## TASK TO COMPLETE
Find all lines below containing the string "JSON" and return them.

## SOURCE MATERIAL
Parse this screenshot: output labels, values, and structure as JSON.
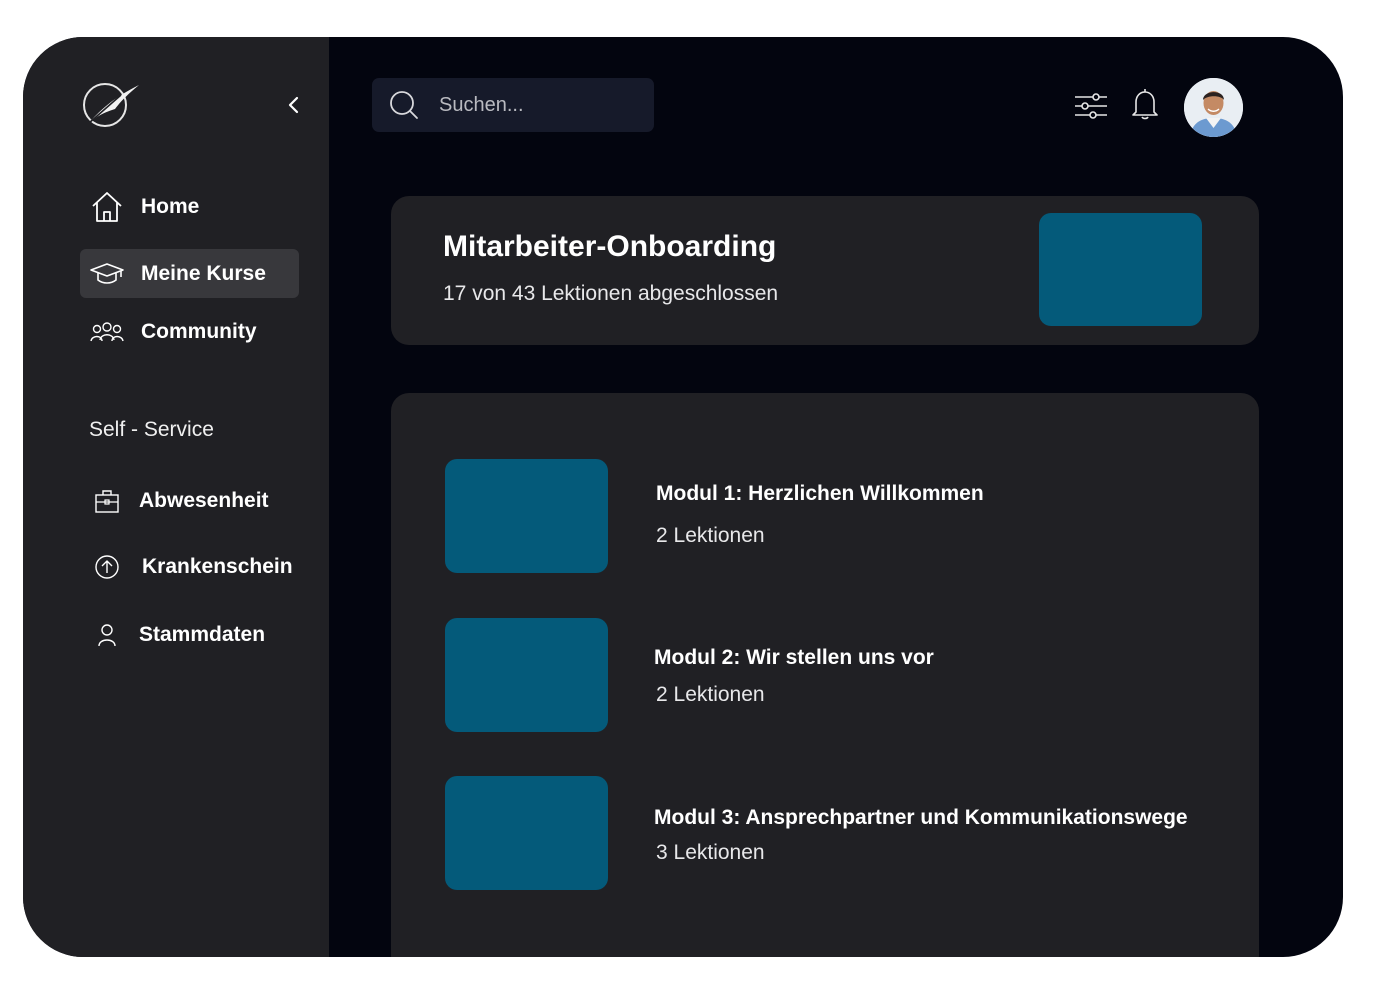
{
  "sidebar": {
    "nav": [
      {
        "label": "Home",
        "icon": "home-icon"
      },
      {
        "label": "Meine Kurse",
        "icon": "graduation-cap-icon"
      },
      {
        "label": "Community",
        "icon": "community-icon"
      }
    ],
    "section_label": "Self - Service",
    "self_service": [
      {
        "label": "Abwesenheit",
        "icon": "briefcase-icon"
      },
      {
        "label": "Krankenschein",
        "icon": "upload-circle-icon"
      },
      {
        "label": "Stammdaten",
        "icon": "user-icon"
      }
    ]
  },
  "header": {
    "search_placeholder": "Suchen..."
  },
  "course": {
    "title": "Mitarbeiter-Onboarding",
    "progress": "17 von 43 Lektionen abgeschlossen"
  },
  "modules": [
    {
      "title": "Modul 1: Herzlichen Willkommen",
      "lessons": "2 Lektionen"
    },
    {
      "title": "Modul 2: Wir stellen uns vor",
      "lessons": "2 Lektionen"
    },
    {
      "title": "Modul 3: Ansprechpartner und Kommunikationswege",
      "lessons": "3 Lektionen"
    }
  ],
  "colors": {
    "background": "#03050f",
    "sidebar": "#202024",
    "card": "#202024",
    "thumbnail": "#045a7a",
    "active_item": "#38383c"
  }
}
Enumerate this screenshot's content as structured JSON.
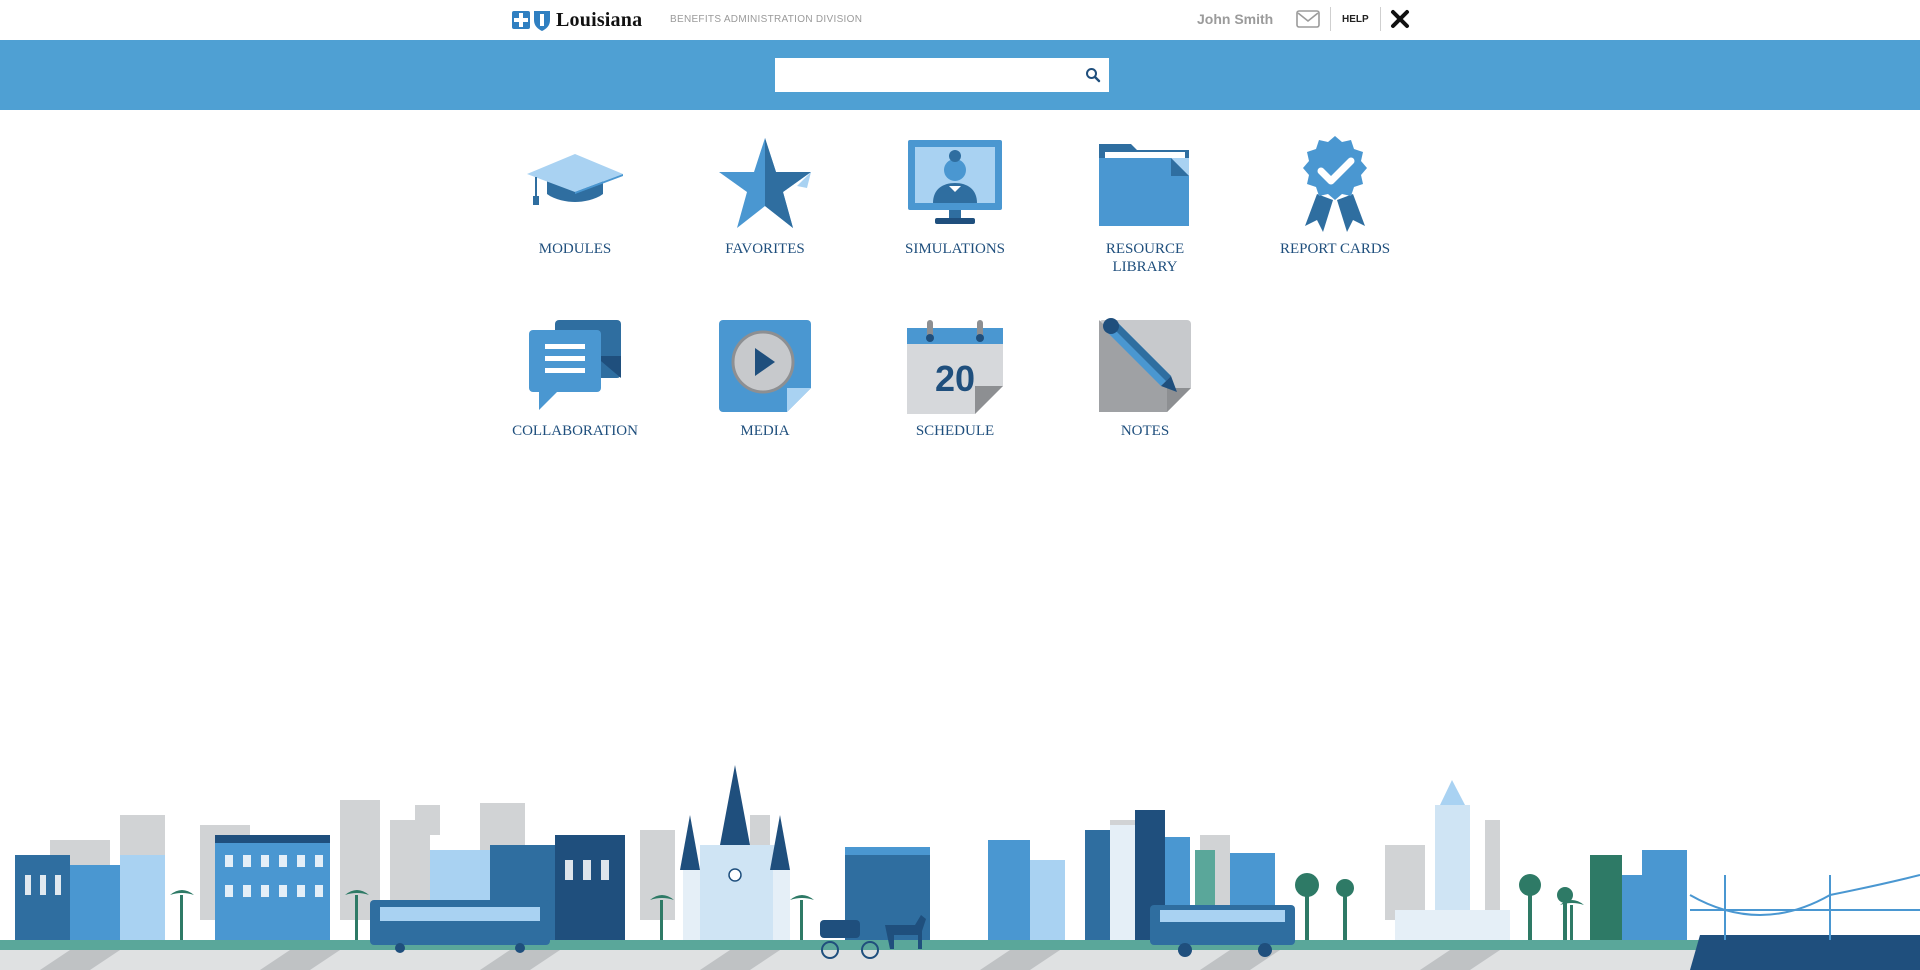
{
  "header": {
    "brand_name": "Louisiana",
    "division": "BENEFITS ADMINISTRATION DIVISION",
    "user_name": "John Smith",
    "help_label": "HELP",
    "icons": [
      "blue-cross-logo",
      "mail-icon",
      "close-icon"
    ]
  },
  "search": {
    "placeholder": "",
    "icon": "search-icon"
  },
  "tiles": [
    {
      "label": "MODULES",
      "icon": "graduation-cap-icon"
    },
    {
      "label": "FAVORITES",
      "icon": "star-icon"
    },
    {
      "label": "SIMULATIONS",
      "icon": "monitor-person-icon"
    },
    {
      "label": "RESOURCE LIBRARY",
      "icon": "folder-icon"
    },
    {
      "label": "REPORT CARDS",
      "icon": "award-badge-icon"
    },
    {
      "label": "COLLABORATION",
      "icon": "chat-bubble-icon"
    },
    {
      "label": "MEDIA",
      "icon": "play-media-icon"
    },
    {
      "label": "SCHEDULE",
      "icon": "calendar-icon",
      "calendar_day": "20"
    },
    {
      "label": "NOTES",
      "icon": "pencil-note-icon"
    }
  ],
  "colors": {
    "band_blue": "#4fa0d3",
    "label_navy": "#1f4f7d",
    "icon_blue": "#4a97d1",
    "icon_dark": "#2f6ea0",
    "icon_light": "#a9d2f2"
  },
  "footer": {
    "illustration": "new-orleans-skyline-illustration"
  }
}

## TASK RESULT
Parse this screenshot: output labels, values, and structure as JSON.
Enumerate this screenshot's content as structured JSON.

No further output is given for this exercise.